Thursday, February 02, 2023


Our military is supposed to (in between bouts of self-flagellation) make plans for defending against and defeating enemies known and potential. I'm told we entered a world war with a North Atlantic naval plan in the safe to fight Britain, but not Germany. Somebody fell down on the job.

One of my favorite scenes (at the time) from movie Marooned was the supervisor explaining that the checklist was going to take too long to make the deadline, and the manager taking the checklist book from him and throwing it away and announcing that "We're going to find out if the redundant systems work." Or words to that effect; I decline to try to find and re-watch it to get it exact

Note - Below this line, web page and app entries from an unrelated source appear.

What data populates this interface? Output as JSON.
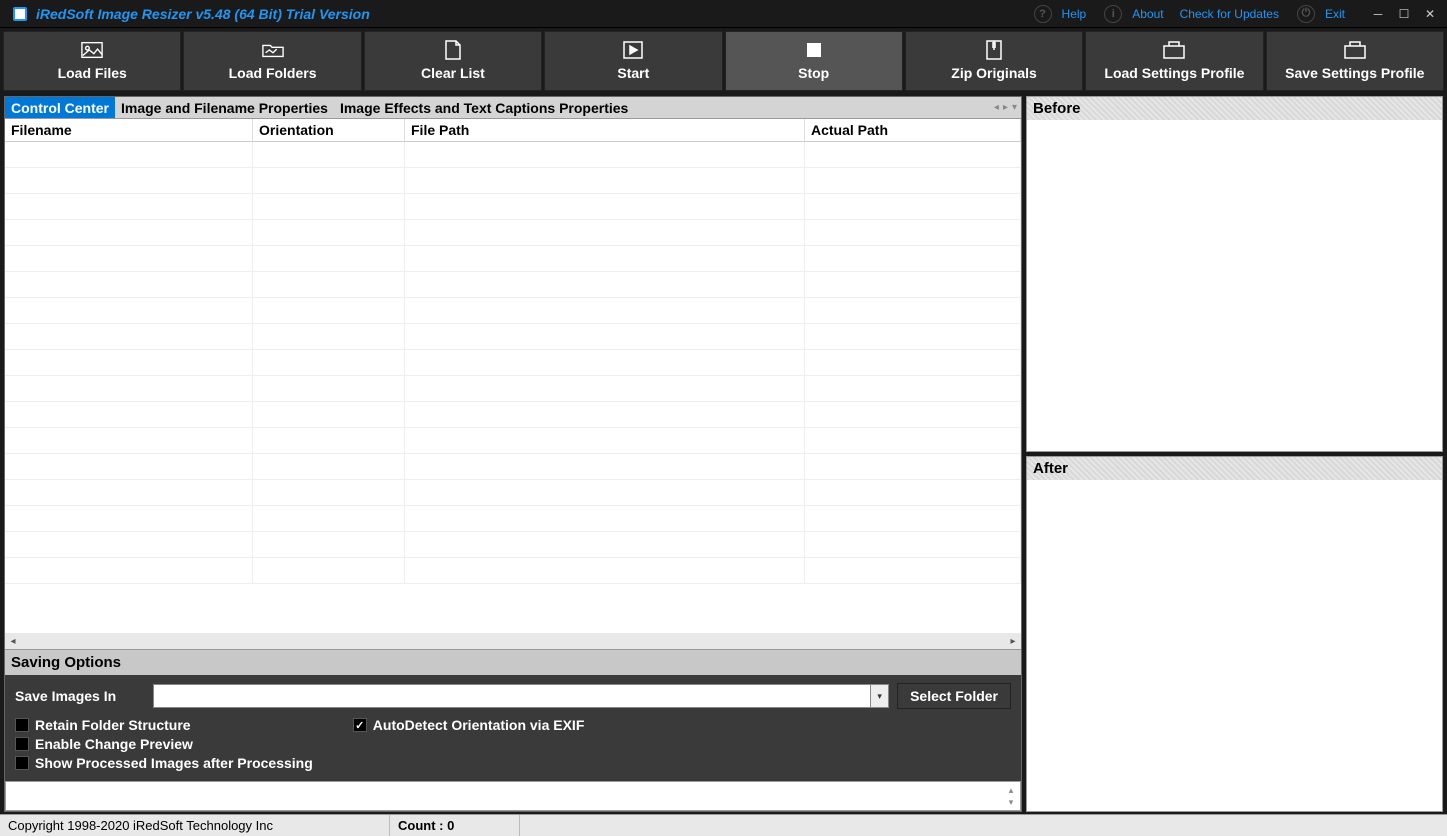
{
  "titlebar": {
    "title": "iRedSoft Image Resizer v5.48 (64 Bit) Trial Version",
    "links": {
      "help": "Help",
      "about": "About",
      "updates": "Check for Updates",
      "exit": "Exit"
    }
  },
  "toolbar": {
    "load_files": "Load Files",
    "load_folders": "Load Folders",
    "clear_list": "Clear List",
    "start": "Start",
    "stop": "Stop",
    "zip_originals": "Zip Originals",
    "load_profile": "Load Settings Profile",
    "save_profile": "Save Settings Profile"
  },
  "tabs": {
    "control_center": "Control Center",
    "image_props": "Image and Filename Properties",
    "effects": "Image Effects and Text Captions Properties"
  },
  "grid": {
    "headers": {
      "filename": "Filename",
      "orientation": "Orientation",
      "filepath": "File Path",
      "actualpath": "Actual Path"
    }
  },
  "saving": {
    "title": "Saving Options",
    "save_in_label": "Save Images In",
    "save_in_value": "",
    "select_folder": "Select Folder",
    "retain": "Retain Folder Structure",
    "enable_preview": "Enable Change Preview",
    "show_processed": "Show Processed Images after Processing",
    "autodetect": "AutoDetect Orientation via EXIF"
  },
  "preview": {
    "before": "Before",
    "after": "After"
  },
  "status": {
    "copyright": "Copyright 1998-2020 iRedSoft Technology Inc",
    "count": "Count : 0"
  }
}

Since then I've been part of starting complicated systems myself, and seen from afar how regularly NASA hits glitches in its countdowns--not infrequently serious enough to demand delays. No, you can't skip the checklists; and sometimes A, B, and C have to be done sequentially.

Ars Technica has a very interesting article (updated from 2014) on whether Columbia's crew could have been saved by sending up Atlantis.

Maybe. If there were no major glitches (fuel valve issues are what I remember as most common). If the last CO2-poisoned astronauts could have donned the complex spacesuit successfully. If Atlantis didn't have foam damage too. (NASA had had 6 foam incidents before.) If NASA already had a plan in the safe.

For the rest of the shuttle flights (except the last), they did.

One of my responsibilities for some years was the backup of our servers. We spent a fair bit of money on it, and it took a little time, but I can count on the fingers of one hand the number of times we needed the system--and just as many incidents where people wrote to areas they were warned weren't backed up. I also had a role in disaster planning--and of course the disaster we had wasn't one of those we'd planned for (we couldn't afford the necessary redundancy anyway). Disaster planning feels a bit like make-work, especially when nothing bad happens. It's an easy expense to put off for another fiscal year, and "something went weird with the kubernetes servers this morning" too.

I suppose you can fail in the other direction too--creating new bureaucracies to be ready for an ever-expanding list of potential problems. And they'll each itch to justify their existence by spotting their target problem under every rug. Oh well.

1 comment:

Assistant Village Idiot said...

Even very imperfect time-travel would solve this. Bounce a decade ahead or back and even the rumors would be helpful.

See? Fixed it for ya.